I was sitting on my computer trying to fix the windows boot by using the windows cd and reinstalling the MBR, this has problems since it takes over the MBR and grub needs to be reinstalled, but that isnt as simple as on grub legacy. I restarted after working in the windows console command on the cd it didnt work so I went to the windows entry and clicked e to edit the command line. it "read boot from device (0,1)" or something like that I out of curiosity though "hmm that doesnt look right" and proceeded to change it to read (1,0) then booted with ctrl-X Eureka! it worked. this change was not permenent though and it needs to be changed in the grub.cfg file.

reboot from windows into Linx and follow the next steps

Type this command to access it and make grub.cfg writeable.

sudo chmod +w /boot/grub/grub.cfg
gksudo gedit /boot/grub/grub.cfg

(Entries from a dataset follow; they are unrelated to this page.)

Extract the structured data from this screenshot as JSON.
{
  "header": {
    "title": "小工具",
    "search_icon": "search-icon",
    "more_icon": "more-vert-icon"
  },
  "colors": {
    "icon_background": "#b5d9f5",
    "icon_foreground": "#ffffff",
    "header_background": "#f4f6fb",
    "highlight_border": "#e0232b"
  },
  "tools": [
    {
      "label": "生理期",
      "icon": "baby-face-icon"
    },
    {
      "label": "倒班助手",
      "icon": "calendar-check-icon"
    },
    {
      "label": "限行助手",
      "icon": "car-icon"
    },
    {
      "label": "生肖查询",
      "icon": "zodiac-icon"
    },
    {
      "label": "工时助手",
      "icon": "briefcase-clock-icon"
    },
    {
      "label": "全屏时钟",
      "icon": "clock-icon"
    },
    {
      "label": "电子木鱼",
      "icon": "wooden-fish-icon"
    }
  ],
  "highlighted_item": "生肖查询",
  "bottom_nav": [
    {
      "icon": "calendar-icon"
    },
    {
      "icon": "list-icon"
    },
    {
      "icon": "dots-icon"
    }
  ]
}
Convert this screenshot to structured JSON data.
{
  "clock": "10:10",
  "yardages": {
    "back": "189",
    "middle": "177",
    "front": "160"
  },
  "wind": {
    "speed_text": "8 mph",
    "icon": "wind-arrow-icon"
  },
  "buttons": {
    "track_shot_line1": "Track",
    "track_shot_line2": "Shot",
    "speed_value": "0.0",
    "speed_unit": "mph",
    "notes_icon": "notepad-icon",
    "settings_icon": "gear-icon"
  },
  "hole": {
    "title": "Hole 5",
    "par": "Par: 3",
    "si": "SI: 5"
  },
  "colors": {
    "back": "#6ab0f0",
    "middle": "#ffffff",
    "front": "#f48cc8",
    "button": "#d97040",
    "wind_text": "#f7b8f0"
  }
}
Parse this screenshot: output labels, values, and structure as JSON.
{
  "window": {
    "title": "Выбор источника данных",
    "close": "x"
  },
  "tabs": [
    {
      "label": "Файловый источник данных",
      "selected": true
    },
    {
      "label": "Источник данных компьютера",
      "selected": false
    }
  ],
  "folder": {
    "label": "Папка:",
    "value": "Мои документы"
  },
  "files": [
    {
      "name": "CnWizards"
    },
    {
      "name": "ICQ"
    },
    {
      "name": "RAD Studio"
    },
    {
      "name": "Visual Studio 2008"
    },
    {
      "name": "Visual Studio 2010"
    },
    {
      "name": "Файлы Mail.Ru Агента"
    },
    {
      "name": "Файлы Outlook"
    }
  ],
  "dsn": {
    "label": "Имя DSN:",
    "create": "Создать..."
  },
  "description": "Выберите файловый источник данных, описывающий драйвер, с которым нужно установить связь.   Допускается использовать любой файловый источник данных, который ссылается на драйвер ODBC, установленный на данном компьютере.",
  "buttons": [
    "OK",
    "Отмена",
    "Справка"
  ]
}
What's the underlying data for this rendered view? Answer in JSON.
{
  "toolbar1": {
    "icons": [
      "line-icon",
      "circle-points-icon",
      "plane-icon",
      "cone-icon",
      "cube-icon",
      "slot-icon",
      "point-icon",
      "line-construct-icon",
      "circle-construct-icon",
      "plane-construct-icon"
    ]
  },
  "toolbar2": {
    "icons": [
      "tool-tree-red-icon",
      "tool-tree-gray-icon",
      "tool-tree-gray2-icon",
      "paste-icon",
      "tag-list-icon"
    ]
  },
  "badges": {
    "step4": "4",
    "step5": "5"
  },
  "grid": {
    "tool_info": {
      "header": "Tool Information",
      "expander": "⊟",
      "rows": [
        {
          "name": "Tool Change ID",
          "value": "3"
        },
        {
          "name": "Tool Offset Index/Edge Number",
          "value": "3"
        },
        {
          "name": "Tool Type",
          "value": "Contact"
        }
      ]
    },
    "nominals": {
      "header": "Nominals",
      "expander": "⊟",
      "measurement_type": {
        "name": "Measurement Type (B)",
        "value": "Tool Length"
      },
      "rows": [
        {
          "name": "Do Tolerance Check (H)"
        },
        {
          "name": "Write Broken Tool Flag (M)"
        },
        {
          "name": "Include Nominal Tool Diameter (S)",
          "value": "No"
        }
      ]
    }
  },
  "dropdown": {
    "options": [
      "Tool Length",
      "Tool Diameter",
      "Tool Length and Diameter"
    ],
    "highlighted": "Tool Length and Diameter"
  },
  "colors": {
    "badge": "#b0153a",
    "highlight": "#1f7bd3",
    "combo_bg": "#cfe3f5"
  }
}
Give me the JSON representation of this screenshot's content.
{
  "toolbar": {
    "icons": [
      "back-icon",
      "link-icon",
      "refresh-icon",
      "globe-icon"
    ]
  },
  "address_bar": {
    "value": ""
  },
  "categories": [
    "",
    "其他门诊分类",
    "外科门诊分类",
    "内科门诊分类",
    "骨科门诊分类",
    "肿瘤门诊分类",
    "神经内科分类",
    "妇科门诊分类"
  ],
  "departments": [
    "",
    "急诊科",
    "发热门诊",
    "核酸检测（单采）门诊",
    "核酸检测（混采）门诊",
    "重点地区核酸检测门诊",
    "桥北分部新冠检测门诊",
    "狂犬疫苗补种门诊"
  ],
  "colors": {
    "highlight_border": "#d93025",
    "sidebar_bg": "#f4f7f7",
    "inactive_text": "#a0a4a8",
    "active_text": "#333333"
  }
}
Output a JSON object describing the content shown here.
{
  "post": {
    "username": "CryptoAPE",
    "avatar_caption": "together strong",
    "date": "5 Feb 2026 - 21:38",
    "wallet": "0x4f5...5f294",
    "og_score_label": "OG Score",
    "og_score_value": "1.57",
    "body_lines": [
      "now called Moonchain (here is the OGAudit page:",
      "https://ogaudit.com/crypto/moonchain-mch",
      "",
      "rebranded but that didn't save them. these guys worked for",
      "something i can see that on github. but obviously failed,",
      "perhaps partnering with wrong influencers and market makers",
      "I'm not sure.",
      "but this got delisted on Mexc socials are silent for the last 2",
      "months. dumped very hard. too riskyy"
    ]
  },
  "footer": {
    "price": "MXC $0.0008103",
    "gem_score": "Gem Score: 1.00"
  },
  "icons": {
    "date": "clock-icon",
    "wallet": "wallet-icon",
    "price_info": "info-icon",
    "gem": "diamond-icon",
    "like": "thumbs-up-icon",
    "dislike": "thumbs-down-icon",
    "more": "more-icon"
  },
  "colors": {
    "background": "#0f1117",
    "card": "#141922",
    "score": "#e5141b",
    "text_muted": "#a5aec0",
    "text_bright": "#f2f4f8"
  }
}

if in root the file WILL still default itself at next "Sudo update-grub"
unless you use this command.

find the windows entry
### BEGIN /etc/grub.d/30_os-prober ###
menuentry "Windows 7" {
set root=(hd0,1)
chainloader +1
### END /etc/grub.d/30_os-prober ###

and fix "set root=(hdx,y)"
to the proper number.
x being the hard drive 0= hd 1 1= hd 2 etc
y being the partition 1 being the first partition so on and so fourth.

(I think os prober finds the old grub menu.lst file then takes the hard drive map off there not converting it to the new format) in my case it was as easy as changing it from Hd(1,0) to (0,1)
since my windows is on the first hard drive first partition this is the format it must be.
with old grub (1,0) meant the same thing but it was changed (why I dont know)

now highlight it as shown below with corrected hd coordinates

menuentry "Windows 7" {
set root=(hd0,1)
chainloader +1

make sure you get the entire entry ending in "}"

now go to etc/grub.d and remove the Os Prober file ( sudo Nautilus) and put it somewhere safe so you can use it for whatever reason. It has to be removeed and your windows boot saved as a custom entry or the next time grub is updated it will erase your fix. Now Paste this entry into your 40_custom file just below the example text

like this:

exec tail -n +3 $0
# This file is an example on how to add custom entries
menuentry "Windows 7" {
set root=(hd0,1)
chainloader +1

This way its permanent.

now 1 more step.

sudo update-grub
sudo update-grub2

both do the same thing

To set your default boot go to /etc/default/grub and use the command "sudo gedit /etc/default/grub" or the GUI way of "sudo nautilus" and then browse to the file
remember the first entry will be selected if "0" is put there, the second if "1" is typed so on and so fourth

Quick note: remember this last command, it will be very useful when you want to add splash images and stuff!

now youre back in business sporting a linux windows dual boot!

November 25th, 2009, 12:35 AM
drs, the author of that and other how-to's has done a stirling job of all things Grub2.

You may also want to bookmark http://ubuntuforums.org/showthread.php?t=1014708
(not one of his) and also https://wiki.ubuntu.com/Grub2

He's a real nice guy & supports and answers questions from anyone with queries about Grub2. (Yeah, so it makes him blush)

Oh, and if you fancy a giggle you can see him sorting out my mess-up - he has updated the instructions since that one :p

That's over here --> http://ubuntuforums.org/showthread.php?t=1331465

I did, however, learn a lot about Grub2 - lol

Oh, and for things FireFox - lovinglinux keeps an excellent area over at http://ubuntuforums.org/showthread.php?t=1193567

They're both really nice guys.